- Turn off lights when you go to bed or leave the house. Lights could short out and start a fire.
- Use care with "fire salts," which produce colored flames when thrown on wood fires. They contain heavy metals that can cause intense gastrointestinal irritation and vomiting if eaten. Keep them away from children.
- Do not burn wrapping papers in the fireplace. A flash fire may result, as wrappings ignite suddenly and burn intensely.
- Before lighting any fire, remove all greens, boughs, papers, and other decorations from fireplace area. Check to see that the flue is open.
Safe Homes Have Smoke Alarms
- If your home doesn’t have working smoke alarms, take advantage of free smoke alarms and installations offered by the Red Cross through its Home Fire Campaign. This is a free service and there is no obligation.
- To request a free smoke alarm installation, contact the Red Cross hotline number at 775-954-1185. Please leave a name, address, zip code, and phone number.
- Before buying a toy or allowing your child to play with a toy that he has received, read the instructions carefully. If the toy is appropriate for your child, demonstrate its proper use.
- Follow recommended age ranges on toy packages. Toys that are too advanced could pose a safety hazard for younger children.
- To prevent both burns and electrical shocks, don’t give young children (under age ten) a toy that must be plugged into an electrical outlet. Instead, buy toys that are battery-operated.
- Children under age three can choke on small parts contained in toys or games. Government regulations specify that toys for children under age three cannot have parts less than 1 1/4 inches in diameter and 2 1/4 inches long.
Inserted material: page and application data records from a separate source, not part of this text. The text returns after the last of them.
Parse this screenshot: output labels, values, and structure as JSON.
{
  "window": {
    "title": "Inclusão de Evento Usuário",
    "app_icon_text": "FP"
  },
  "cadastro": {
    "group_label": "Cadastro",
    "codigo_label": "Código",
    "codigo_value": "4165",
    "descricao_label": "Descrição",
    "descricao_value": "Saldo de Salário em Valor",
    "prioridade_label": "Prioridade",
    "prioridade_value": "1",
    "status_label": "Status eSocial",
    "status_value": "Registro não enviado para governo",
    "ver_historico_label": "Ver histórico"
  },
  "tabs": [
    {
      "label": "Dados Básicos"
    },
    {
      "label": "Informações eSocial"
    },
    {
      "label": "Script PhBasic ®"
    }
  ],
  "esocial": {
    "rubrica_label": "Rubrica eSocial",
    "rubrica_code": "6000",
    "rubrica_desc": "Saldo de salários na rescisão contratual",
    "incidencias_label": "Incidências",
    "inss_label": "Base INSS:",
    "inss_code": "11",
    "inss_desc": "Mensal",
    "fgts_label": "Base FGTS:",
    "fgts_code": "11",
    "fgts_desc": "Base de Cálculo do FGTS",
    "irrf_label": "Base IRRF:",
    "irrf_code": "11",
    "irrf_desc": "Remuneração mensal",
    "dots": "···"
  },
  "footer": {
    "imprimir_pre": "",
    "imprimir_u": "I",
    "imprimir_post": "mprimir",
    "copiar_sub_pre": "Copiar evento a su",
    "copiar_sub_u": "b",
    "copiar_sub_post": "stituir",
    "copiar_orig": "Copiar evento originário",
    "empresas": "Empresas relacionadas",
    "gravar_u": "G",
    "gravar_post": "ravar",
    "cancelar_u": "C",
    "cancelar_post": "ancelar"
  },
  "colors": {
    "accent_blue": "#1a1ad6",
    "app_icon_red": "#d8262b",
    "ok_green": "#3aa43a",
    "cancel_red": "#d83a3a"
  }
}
- Children under age 8 can choke or suffocate on uninflated or broken balloons. Remove strings and ribbons from toys before giving them to young children.
About the Northern Nevada Chapter
The American Red Cross of Northern Nevada serves 13 counties and over 87,000 square miles. Our volunteers respond to disasters both locally and nationally in addition to providing training on CPR and community preparedness. The chapter has served northern Nevada for more than 100 years. The American Red Cross of Northern Nevada receives generous support from the Parasol Tahoe Community Foundation. Follow us on social media! Facebook | Twitter | Instagram